Every record that follows must be returned word for word.

-- Given records follows --

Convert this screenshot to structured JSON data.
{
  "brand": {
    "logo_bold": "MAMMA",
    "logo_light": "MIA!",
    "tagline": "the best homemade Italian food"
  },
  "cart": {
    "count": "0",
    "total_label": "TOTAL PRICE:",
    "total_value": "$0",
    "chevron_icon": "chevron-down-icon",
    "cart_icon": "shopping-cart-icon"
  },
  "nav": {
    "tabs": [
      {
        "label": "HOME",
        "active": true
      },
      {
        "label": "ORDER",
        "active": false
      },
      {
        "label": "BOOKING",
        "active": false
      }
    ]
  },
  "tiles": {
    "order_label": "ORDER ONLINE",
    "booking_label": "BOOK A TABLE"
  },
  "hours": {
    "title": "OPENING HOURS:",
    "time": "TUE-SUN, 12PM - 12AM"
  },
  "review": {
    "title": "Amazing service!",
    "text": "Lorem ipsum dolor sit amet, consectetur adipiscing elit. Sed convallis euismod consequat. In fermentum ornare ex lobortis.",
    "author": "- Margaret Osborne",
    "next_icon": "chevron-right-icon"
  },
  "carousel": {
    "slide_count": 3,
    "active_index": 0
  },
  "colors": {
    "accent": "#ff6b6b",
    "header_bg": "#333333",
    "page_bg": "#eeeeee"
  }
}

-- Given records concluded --

**Expected output**
Convert this screenshot to structured JSON data.
{
  "brand": {
    "logo_bold": "MAMMA",
    "logo_light": "MIA!",
    "tagline": "the best homemade Italian food"
  },
  "cart": {
    "count": "0",
    "total_label": "TOTAL PRICE:",
    "total_value": "$0",
    "chevron_icon": "chevron-down-icon",
    "cart_icon": "shopping-cart-icon"
  },
  "nav": {
    "tabs": [
      {
        "label": "HOME",
        "active": true
      },
      {
        "label": "ORDER",
        "active": false
      },
      {
        "label": "BOOKING",
        "active": false
      }
    ]
  },
  "tiles": {
    "order_label": "ORDER ONLINE",
    "booking_label": "BOOK A TABLE"
  },
  "hours": {
    "title": "OPENING HOURS:",
    "time": "TUE-SUN, 12PM - 12AM"
  },
  "review": {
    "title": "Amazing service!",
    "text": "Lorem ipsum dolor sit amet, consectetur adipiscing elit. Sed convallis euismod consequat. In fermentum ornare ex lobortis.",
    "author": "- Margaret Osborne",
    "next_icon": "chevron-right-icon"
  },
  "carousel": {
    "slide_count": 3,
    "active_index": 0
  },
  "colors": {
    "accent": "#ff6b6b",
    "header_bg": "#333333",
    "page_bg": "#eeeeee"
  }
}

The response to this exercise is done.